IT must certainly involve something that isn't Premiere Pro. I have struggled with this feature since I found it first time back in CC 2015.3.
I have a video, and need to subtitle it for other languages. The video is transcribed and the text sent to a translator. We get it back in a SRT format, which YouTube supports. SRT is just text. Text and time codes. It is the simplest product you could imagine.
So, when importing a SRT file to your Premiere Pro project, what do you get?
A 720x480p file. You cannot change the resolution. So your 1080p video cannot use 1080p subtitles. They are rendered as 480p - and if you scale them you get all the glorious pixelation that comes with this. Yes, even if it is text.
What is the point of this feature when it so badly supports any proper workflow?
Only method I found so far that allows me to get 1080p is to add the subtitles from scratch. No importing can be done.
But adding 300 captions by hand with new timing everytime I need to translate a video? That is insane.
So, open captions is next to useless still. What do other people do? I use Windows 10.
Well, this means that Adobe Premiere Pro is NOT A USEFUL PRODUCT when it comes to subtitling workflows that involves the de facto industry standard subtitling. Or did I miss something?
So, what do people then use? If you have to subtitle a lot of stuff with translated captions, how do you do this without going insane? The only way I can see through this is to enter by hand each and every caption, including timing, in the Open Captions pane in Premiere PRo. But this process is so broken that I don't even want to try and start it.
What would Adobe Staff do themselves if they were asked to add 300 open captions delivered as a SRT file to a 25 minute 1080p video?
Originally I was having the scaling issue with the subs coming in at 720x480. I could still edit them on the left to make the font bigger, one at a time, but it was mysteriously cutting off the sides of each line, and no matter what I changed couldn't fix it. It was also changing any Spanish characters to * for whatever reason, even though I had a font selected that supported spanish characters. That was an .srt file. Still, in the captions panel the timing and text was visible.
I saw that the newest version of Premier CC had upgraded captions features so thought maybe they'd figured it out. Nope. It actually seems less functional than the previous version. when I import and then select a caption file it no longer shows up in the captions panel. Changes there don't seem to make a difference. I watched a tutorial that explained that captions could be edited right in the timeline, but couldn't get that to work either. Then a mysterious bug started appearing. Once I dropped the captions file on the timeline and clicked elsewhere, a mysterious second copy of the captions would appear in the track right above the original. For no reason that I can determine.
I read somewhere that the Mac captions format is the only one that supports HD sized captions without scaling. So I tried that. Except when I place that in the timeline the spaces between characters are huge for some reason- making the captions really difficult to read.

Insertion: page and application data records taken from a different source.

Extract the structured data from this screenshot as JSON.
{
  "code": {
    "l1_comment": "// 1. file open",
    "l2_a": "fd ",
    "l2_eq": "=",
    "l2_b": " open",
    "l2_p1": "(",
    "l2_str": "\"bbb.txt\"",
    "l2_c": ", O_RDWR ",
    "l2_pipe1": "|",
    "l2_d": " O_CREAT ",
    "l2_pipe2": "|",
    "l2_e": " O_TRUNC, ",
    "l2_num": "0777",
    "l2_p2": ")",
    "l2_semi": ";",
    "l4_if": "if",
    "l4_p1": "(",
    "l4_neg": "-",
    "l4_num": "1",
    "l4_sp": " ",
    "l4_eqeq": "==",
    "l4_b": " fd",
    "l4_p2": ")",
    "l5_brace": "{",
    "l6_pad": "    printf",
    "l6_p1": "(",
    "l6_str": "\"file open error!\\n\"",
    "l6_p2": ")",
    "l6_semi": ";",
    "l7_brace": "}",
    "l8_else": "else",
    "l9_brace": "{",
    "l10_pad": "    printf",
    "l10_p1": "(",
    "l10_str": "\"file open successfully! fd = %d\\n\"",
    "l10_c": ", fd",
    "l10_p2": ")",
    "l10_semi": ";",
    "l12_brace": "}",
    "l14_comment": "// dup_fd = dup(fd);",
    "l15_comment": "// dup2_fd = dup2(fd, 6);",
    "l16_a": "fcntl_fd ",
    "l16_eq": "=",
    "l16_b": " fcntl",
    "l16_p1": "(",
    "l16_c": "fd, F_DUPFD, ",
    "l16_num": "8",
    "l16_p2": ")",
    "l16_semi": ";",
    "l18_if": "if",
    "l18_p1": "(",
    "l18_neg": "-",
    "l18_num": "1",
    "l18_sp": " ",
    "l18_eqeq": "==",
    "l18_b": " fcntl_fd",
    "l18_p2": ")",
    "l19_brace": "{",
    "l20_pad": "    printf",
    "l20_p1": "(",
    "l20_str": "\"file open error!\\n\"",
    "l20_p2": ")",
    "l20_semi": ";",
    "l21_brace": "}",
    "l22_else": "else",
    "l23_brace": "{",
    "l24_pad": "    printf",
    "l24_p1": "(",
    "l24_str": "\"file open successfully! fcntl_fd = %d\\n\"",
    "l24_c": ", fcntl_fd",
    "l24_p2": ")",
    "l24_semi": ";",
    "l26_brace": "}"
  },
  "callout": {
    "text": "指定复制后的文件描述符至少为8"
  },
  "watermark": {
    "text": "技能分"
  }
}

Oh, and I still don't see text in the captions panel when its selected.
There are so many issues here that as far as I can tell the subtitles/captions features in Premier pro are entirely useless. I ultimately was trying to burn the captions into the video on export. If anybody knows of software that can handle this very simple task please let me know.